Task description> If a line in the following entries contains the string "JSON", it counts toward the total; report only that total.

Dataset entries>

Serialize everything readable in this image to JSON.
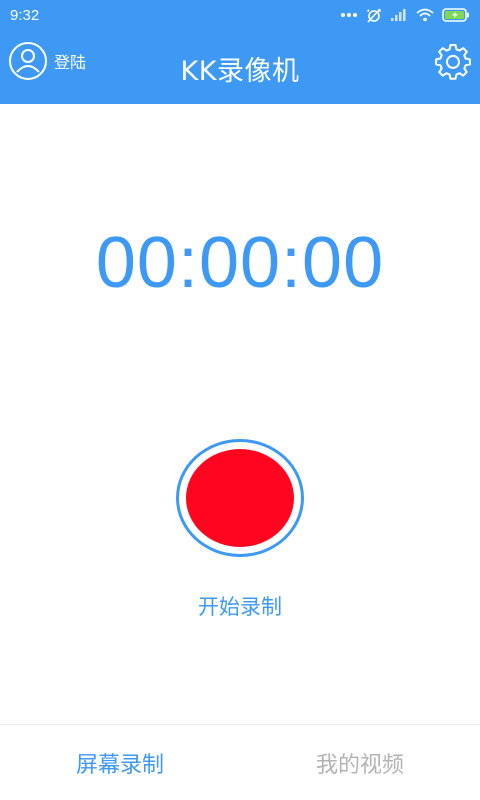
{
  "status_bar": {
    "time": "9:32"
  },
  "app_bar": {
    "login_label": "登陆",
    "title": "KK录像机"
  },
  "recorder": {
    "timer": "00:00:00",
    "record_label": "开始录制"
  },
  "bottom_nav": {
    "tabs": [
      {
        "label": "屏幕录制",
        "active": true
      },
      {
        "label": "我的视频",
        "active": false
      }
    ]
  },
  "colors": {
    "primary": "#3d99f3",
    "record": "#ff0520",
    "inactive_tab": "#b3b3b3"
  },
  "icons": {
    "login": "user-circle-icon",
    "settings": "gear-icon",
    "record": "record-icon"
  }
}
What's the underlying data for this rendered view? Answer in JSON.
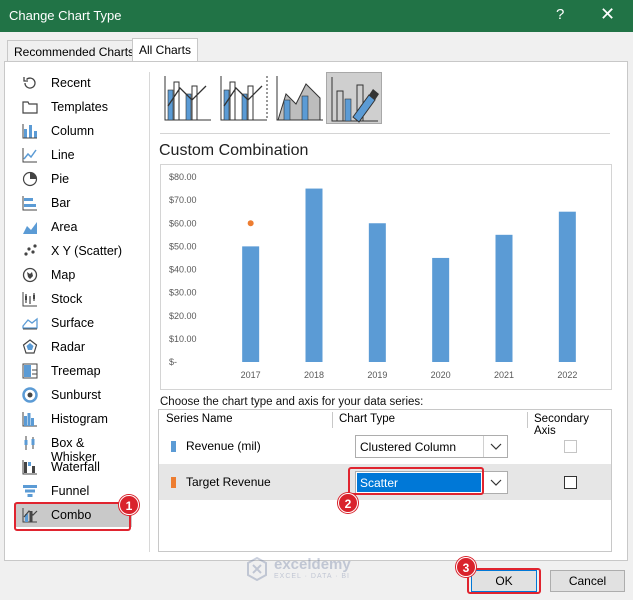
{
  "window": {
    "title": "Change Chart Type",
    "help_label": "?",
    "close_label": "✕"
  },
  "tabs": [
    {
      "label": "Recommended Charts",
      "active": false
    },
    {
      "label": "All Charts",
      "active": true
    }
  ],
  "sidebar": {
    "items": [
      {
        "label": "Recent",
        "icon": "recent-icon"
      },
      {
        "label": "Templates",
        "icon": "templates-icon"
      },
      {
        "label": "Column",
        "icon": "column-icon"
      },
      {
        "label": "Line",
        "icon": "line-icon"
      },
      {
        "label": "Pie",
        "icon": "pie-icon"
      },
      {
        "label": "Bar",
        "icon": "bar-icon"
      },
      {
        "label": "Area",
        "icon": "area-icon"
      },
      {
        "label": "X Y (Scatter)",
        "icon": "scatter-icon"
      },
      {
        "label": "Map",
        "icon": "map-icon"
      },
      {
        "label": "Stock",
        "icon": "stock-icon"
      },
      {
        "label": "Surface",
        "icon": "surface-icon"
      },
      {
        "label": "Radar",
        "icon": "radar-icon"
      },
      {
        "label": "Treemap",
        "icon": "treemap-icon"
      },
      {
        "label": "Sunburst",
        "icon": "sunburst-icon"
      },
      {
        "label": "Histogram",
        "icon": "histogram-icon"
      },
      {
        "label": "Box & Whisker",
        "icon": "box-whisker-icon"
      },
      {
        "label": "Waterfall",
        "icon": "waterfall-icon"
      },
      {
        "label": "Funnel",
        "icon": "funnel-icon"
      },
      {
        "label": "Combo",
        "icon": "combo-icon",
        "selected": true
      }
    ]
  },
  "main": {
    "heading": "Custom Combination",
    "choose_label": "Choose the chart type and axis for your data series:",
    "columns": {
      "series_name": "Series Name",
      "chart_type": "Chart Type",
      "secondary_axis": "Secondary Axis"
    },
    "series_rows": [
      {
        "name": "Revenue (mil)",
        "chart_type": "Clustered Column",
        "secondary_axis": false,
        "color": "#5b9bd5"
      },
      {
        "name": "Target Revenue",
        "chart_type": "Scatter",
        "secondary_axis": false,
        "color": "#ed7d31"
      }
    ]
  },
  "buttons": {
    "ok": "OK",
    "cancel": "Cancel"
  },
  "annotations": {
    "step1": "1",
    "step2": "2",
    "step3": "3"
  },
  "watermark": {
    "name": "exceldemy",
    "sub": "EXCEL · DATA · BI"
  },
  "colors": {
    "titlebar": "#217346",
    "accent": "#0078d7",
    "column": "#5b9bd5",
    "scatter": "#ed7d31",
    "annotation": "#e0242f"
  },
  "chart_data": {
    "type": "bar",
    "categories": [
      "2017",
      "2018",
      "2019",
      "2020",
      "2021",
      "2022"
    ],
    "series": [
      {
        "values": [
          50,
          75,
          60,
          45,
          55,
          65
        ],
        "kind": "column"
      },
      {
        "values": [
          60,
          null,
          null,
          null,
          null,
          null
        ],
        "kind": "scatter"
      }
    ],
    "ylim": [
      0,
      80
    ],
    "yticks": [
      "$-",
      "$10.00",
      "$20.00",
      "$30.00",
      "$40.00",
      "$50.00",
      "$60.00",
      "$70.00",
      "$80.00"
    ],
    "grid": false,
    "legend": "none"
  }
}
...
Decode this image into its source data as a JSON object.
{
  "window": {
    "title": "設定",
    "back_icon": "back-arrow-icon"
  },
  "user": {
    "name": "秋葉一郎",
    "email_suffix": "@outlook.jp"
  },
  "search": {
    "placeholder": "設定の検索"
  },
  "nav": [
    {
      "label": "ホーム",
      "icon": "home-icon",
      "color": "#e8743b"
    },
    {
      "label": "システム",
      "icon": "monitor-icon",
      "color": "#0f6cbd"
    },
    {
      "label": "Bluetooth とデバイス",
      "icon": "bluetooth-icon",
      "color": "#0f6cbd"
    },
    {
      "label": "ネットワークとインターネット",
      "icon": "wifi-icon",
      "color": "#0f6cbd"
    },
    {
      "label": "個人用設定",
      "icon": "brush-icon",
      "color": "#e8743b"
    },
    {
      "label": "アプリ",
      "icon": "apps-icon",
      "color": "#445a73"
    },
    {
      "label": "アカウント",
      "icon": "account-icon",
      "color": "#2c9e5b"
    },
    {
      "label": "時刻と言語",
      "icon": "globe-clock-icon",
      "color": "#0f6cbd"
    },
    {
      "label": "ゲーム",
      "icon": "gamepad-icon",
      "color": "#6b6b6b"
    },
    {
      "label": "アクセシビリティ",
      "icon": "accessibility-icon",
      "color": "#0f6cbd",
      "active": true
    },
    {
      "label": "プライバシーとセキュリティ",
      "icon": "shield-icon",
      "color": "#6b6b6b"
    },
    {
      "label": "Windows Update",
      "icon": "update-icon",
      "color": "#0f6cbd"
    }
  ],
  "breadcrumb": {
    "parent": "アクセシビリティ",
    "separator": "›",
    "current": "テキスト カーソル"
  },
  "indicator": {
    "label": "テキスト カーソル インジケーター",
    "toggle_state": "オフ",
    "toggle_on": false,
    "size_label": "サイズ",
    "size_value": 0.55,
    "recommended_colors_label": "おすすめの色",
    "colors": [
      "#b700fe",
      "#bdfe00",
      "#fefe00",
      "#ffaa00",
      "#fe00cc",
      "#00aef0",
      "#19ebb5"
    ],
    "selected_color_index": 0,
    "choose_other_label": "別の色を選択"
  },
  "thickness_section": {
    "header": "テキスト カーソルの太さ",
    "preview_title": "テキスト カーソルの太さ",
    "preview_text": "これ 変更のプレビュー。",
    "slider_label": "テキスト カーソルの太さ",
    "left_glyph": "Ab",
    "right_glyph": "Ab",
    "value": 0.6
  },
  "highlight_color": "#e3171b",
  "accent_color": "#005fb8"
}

Problem solution> 3